UNISON was the proud host of the Amos Bursary’s 10 year celebrations last Friday.
The Amos Bursary, a UNISON partner, supports young black men to reach their full potential through mentoring, sponsoring and advocacy.
Assistant general secretary Roger McKenzie said: “I’m happy that UNISON is able to support the Amos Bursary. I want young Black men and women to see the trade union movement as something for them. Not to just join, but to be leaders of.”
Founded by Colleen and Baroness Valerie Amos in 2009 after their parents died, the Amos Bursary supports talented students from challenging environments, in year 12 for a total of five years: through their university experience and into the world of work or further study.
Colleen Amos, who was awarded an OBE earlier this year, said: “We started with just seven young men. Ten years later, we’ve got 100 young men who are on the programme currently, around 60 of them have now graduated.
“And we’ve got 40 associates who are young men who didn’t make it onto the programme, but we give them access to any opportunities we’ve got that they can engage with. The selection process is painful. Last year, we had 195 young men apply for just 15 places.
“The reality for gifted and talented young Black men in the UK, is that it really doesn’t matter which social class is used to define them because they have the same challenges: they don’t have the networks and opportunities and they don’t have the ‘in’.”
The Amos Bursary has established a network that its members describe as a brotherhood.
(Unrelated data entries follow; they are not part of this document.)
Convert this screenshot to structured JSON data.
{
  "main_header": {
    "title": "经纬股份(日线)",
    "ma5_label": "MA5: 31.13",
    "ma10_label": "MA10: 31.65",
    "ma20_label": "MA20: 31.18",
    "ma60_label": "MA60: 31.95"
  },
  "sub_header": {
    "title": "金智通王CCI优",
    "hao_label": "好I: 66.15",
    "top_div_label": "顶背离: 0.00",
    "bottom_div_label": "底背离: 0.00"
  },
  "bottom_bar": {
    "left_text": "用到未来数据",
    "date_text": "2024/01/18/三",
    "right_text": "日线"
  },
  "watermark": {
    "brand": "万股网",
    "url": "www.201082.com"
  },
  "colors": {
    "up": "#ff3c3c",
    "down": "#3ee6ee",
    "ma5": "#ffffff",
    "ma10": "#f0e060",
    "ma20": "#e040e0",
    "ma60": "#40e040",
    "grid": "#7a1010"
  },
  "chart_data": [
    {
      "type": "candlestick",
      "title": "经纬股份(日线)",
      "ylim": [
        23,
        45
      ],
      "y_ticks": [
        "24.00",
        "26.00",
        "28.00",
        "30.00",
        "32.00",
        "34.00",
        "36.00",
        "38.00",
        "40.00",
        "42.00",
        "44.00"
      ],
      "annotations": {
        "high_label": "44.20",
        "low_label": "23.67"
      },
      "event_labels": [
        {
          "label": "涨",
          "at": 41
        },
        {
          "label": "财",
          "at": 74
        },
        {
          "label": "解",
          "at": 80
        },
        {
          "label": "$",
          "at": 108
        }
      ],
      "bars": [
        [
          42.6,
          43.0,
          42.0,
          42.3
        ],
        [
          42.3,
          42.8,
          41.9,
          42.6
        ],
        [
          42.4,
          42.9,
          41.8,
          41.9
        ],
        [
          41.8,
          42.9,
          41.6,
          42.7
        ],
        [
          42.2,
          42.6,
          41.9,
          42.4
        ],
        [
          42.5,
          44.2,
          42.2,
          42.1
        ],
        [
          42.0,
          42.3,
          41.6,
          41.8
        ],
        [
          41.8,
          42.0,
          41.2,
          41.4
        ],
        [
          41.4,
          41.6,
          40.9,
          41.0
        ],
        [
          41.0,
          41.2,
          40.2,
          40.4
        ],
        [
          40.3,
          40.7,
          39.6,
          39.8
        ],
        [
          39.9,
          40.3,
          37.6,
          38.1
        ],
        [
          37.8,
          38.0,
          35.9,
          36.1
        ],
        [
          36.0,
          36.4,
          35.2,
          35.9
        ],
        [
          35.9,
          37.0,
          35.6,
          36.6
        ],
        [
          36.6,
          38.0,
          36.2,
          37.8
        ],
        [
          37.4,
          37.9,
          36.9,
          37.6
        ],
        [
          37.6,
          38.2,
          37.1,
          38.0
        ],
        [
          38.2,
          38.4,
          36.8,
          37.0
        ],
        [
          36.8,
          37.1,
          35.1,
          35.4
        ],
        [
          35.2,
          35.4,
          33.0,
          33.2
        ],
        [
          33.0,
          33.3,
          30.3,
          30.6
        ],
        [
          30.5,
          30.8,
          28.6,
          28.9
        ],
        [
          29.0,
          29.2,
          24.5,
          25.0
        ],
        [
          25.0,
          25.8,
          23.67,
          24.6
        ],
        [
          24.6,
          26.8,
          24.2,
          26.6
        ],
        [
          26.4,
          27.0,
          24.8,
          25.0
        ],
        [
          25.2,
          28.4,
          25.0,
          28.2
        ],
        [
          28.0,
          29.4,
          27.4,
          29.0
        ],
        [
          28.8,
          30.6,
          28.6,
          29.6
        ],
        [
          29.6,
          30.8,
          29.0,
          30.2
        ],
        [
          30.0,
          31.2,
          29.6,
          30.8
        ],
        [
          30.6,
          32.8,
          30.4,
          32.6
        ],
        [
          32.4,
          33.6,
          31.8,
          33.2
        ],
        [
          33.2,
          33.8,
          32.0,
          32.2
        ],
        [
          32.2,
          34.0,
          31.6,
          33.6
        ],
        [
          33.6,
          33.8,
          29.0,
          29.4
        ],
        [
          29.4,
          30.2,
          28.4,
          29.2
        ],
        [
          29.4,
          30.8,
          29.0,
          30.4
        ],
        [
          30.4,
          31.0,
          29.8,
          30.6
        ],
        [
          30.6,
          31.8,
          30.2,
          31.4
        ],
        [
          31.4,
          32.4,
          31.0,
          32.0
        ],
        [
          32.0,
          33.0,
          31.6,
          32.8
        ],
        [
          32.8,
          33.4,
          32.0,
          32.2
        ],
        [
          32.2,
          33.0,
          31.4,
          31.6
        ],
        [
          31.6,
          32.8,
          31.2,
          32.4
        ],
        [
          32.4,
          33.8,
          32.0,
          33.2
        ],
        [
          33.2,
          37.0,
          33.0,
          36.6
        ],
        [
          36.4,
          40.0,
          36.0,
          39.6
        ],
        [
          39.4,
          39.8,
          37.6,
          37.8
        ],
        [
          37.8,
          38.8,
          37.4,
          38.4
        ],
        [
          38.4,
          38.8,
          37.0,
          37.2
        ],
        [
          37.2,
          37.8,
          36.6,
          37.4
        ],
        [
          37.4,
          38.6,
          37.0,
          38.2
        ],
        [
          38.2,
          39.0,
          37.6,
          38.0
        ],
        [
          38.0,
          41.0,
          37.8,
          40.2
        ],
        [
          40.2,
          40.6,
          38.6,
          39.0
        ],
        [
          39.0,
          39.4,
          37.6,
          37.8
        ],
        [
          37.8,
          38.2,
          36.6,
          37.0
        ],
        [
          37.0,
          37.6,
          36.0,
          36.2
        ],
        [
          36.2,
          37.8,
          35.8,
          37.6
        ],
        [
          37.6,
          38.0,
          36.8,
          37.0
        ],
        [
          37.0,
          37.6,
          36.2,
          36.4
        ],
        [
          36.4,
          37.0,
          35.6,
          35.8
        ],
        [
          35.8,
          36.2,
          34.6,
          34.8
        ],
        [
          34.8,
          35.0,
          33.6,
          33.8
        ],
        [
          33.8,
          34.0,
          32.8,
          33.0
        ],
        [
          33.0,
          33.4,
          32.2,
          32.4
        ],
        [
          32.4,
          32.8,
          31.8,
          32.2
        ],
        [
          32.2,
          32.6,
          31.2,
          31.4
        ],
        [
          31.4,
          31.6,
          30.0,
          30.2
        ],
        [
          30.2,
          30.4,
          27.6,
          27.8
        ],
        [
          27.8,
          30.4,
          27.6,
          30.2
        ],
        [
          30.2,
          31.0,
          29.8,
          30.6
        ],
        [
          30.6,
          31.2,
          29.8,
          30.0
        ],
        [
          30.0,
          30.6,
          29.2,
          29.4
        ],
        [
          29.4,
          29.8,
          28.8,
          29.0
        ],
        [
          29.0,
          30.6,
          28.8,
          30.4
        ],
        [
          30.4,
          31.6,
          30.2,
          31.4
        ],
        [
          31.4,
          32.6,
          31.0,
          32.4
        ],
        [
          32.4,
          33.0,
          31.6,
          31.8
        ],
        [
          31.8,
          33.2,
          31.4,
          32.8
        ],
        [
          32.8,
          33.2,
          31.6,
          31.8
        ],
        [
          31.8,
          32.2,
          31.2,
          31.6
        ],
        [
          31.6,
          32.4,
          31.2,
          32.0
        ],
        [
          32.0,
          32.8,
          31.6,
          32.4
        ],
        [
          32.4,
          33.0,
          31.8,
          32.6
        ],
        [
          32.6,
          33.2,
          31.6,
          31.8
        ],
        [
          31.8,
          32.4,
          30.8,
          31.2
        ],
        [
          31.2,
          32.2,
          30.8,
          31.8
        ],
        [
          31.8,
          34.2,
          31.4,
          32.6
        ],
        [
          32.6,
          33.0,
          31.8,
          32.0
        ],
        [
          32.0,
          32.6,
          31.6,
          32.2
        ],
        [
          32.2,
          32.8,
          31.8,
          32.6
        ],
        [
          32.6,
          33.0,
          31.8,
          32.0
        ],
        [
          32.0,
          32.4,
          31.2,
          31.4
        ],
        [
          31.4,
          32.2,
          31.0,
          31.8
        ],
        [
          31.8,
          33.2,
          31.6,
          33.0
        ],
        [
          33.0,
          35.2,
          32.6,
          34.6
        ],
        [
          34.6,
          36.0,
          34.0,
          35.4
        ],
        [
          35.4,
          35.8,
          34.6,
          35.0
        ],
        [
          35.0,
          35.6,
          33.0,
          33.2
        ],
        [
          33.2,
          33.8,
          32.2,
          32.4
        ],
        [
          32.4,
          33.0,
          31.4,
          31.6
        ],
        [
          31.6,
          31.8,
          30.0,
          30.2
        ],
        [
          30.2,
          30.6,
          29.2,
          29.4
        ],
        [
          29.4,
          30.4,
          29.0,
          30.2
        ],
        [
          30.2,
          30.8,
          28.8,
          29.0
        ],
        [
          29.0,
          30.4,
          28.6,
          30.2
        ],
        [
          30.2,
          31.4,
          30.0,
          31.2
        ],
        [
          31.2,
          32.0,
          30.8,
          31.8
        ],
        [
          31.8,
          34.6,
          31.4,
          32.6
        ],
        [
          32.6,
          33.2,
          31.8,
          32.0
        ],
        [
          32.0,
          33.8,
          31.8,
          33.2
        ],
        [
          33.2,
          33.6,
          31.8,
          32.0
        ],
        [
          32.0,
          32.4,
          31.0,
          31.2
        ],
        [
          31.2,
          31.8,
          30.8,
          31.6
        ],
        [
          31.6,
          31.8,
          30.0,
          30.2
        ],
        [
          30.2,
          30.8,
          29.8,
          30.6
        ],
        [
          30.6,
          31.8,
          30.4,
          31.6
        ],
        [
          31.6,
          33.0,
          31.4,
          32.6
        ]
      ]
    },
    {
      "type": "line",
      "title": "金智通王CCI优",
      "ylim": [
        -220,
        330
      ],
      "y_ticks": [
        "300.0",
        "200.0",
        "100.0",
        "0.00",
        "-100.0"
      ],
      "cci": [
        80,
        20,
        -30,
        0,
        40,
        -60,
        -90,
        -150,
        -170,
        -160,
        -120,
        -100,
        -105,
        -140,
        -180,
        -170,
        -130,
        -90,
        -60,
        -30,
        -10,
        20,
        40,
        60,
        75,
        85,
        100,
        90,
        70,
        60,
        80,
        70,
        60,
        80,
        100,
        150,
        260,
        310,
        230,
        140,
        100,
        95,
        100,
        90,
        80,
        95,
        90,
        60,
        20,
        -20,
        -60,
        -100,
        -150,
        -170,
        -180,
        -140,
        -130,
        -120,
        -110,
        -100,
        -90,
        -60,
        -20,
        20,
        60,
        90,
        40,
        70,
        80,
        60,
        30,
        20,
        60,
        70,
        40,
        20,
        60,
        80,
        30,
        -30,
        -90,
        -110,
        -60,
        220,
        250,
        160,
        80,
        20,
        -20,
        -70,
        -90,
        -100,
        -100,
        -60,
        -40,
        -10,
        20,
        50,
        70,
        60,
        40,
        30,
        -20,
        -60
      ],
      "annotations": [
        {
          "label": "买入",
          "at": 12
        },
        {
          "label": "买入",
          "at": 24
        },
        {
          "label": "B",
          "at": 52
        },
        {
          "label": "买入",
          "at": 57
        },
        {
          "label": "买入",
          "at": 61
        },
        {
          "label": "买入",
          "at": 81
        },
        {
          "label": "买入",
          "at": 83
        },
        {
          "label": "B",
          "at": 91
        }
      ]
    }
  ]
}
The bursary community not only opens up professional opportunities, but is a source of emotional resilience and mutual support too.
Gabriel Amida is a 20-year-old politics, philosophy and economics student in his third year of the bursary. He described its impact on him as: “A process of empowerment and learning to believe in my own self-worth a lot more, but also relying on the brothers around me.
“We all support each other and lift each other up and pull each other up when we need help and support, it’s so important to have that fallback.”
Another bursary student, Jesse Williams, attributed the completion of his degree on the Amos Bursary community: “I went to university in Lancaster, where there weren’t many people like me at all. I was racially abused and went through depression.
“The bursary is the reason I stayed on to finish university. I kept coming down to every event that was on, even though it was a two-and-a-half-hour journey each way, just to be around the brotherhood and be around people willing to support me, no matter what.
“I spoke through it all with them, and it was a safe space where I could explain what I was going through without being judged. Through the bursary I found my grounding and it was still tough, but I ended up finishing and graduating with a 2:1.”
By running regular skills and networking events, as well as providing financial support, the Amos Bursary is rapidly developing young Black mens’ confidence and opportunities.
Colleen Amos described the careful structure of the mentoring on offer: “Our students get two mentors. A peer mentor who’s a young person – or young at heart – who can really connect with them and who will understand the journey they’re about to go through.
“Then they’ll get a very senior person to help them with opening the doors with regard to the career. Role models are really important but the real role models for young men are those men in the bursary who are just qualified – the ones who they can see and almost touch, and they can speak to them and know their challenges and see where they were five years ago.”
George Imafidon, a fourth-year mechanical engineering student at UCL described the ‘Amos Bursary mindset’: “It’s about seeking opportunities. The phrase I use is ‘show up and follow up’. Every time there’s an event, I’ll be there.
“If I meet someone there that I think is super interesting or inspiring, I follow up within 24 hours to say thank you. I might not need anything, I might not have any angle, but I’m just intentional about showing that I care. Or if I do want an opportunity, I’m very intentional about that as well.”
As the Amos Bursary celebrates its tenth year, the community continues to proliferate. Kwabena Osei, one of the youngest members at 17, is in the 2019 cohort and after just a few months has already felt its impact: “The Amos Bursary has really opened me up to the professional world and that’s something that’s missing in education.
“A lot of people go into school thinking: ‘I have to do this to get a good grade’, but if you’re doing A’ levels, it’s not just for uni, it’s for your career.
“The Amos Bursary helps you understand what it’s like to be in the professional world as opposed to just being in school and moving to the next stage. It gives you a sense of purpose, especially when you’re meeting people who are at the top of their profession. It’s inspiring they see potential in you, to change the world, and they see you as bigger than your circumstances.”
Find out more about the Amos Bursary here.